  • I watched this with very low expectations as there have been so few good movies in 2014. From the beginning I could tell that it was going to be better than this years calibre. No over the top American humour, good music and a thought provoking plot. The main character is nuanced and quite endearing without being too trite and emo. The clever writing gives the main characters depth and dimension.

    The movie had the sweetness, sense of realiness and comedy of The Year of the Dog.

    I will be watching this director's future work and happy to see a woman in the directors seat on this one!
  • rioplaydrum11 December 2015
    I didn't even make it through the first hour of this terribly constructed attempt at comedy.

    While the subject matter is relevant, I was expecting far more in depth exploration of how social medias such as Facebook negatively affect daily lives and overly complicate culture as we know it.

    Instead we get a cartoon, and a bad one.

    The plot and character acting is purposely immature and painful to sit through.

    The first ten minutes walks us through the life of Michael Harris (Ryan Hanson) who works as a meter-maid, zealously writing throngs of parking tickets while updating his Facebook account several times an hour with lightening speed.

    Michael discovers no one really cares about his chronic postings and decides to fake his own demise to see what would happen.

    That's as good as it gets. All that follows is insufferably silly without being funny.

    In a dramatic context, that kind of idea for a movie potentially could have produced something infinitely more entertaining and thought provoking then this.

    I often felt I was watching a production akin to that eternal flop, 'Dude, Where's My Car?'

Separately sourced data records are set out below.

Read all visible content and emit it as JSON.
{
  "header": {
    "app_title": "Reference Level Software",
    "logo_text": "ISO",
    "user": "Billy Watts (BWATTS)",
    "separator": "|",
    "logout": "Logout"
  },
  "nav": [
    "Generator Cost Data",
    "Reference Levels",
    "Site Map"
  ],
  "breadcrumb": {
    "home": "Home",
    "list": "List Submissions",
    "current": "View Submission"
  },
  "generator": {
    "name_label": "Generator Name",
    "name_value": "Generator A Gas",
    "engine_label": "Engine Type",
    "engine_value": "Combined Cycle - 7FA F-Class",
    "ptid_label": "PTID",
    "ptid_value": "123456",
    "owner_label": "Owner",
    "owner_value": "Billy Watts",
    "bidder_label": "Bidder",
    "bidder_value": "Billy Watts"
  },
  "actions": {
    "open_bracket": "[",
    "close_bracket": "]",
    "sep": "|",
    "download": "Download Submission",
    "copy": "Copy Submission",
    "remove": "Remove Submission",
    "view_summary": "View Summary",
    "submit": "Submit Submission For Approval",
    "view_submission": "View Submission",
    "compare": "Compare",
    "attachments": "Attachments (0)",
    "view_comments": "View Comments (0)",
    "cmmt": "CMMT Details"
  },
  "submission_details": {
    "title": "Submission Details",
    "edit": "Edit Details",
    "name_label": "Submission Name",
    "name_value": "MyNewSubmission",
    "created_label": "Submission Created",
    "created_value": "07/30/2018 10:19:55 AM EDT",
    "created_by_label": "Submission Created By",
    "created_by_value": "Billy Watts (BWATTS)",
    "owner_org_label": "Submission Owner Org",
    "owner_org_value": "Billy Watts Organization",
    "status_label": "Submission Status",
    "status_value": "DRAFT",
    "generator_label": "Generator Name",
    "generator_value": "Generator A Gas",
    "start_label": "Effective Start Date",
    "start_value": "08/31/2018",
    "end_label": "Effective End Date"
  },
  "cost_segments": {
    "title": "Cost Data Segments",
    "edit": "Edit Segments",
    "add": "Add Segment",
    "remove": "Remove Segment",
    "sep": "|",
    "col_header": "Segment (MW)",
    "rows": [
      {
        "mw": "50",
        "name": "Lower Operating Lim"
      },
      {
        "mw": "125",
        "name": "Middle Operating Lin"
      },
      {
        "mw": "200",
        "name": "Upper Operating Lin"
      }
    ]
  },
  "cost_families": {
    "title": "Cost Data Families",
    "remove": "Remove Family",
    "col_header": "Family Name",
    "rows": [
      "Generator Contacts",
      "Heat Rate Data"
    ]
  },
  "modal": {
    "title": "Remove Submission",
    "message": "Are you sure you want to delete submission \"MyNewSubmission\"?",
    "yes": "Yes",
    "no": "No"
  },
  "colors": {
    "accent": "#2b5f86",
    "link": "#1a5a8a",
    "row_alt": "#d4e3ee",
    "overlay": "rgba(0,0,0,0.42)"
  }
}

    I couldn't sit through that one, either.
  • Although this was a seemingly standard antihero style movie, it held my attention. The subject matter was relevant, acting was entertaining enough and the cinematography was clean, as far as I'm concerned. While fewer spots than I'd had suspected caused me to wince at the acting, overall I felt as though I was watching a fast-food, summertime-pick- on-a-whim movie at the theater. Some people may avoid junk food at all costs, but every once in awhile it's good to grub on some sugar covered salt. My bet is that Sarah Smick (director/writer) and Ian Michaels (writer) have movies such as Bio-Dome, Encino Man and Bill & Ted in the 'liked' category of their preferred social media site (or maybe just on Blu-ray).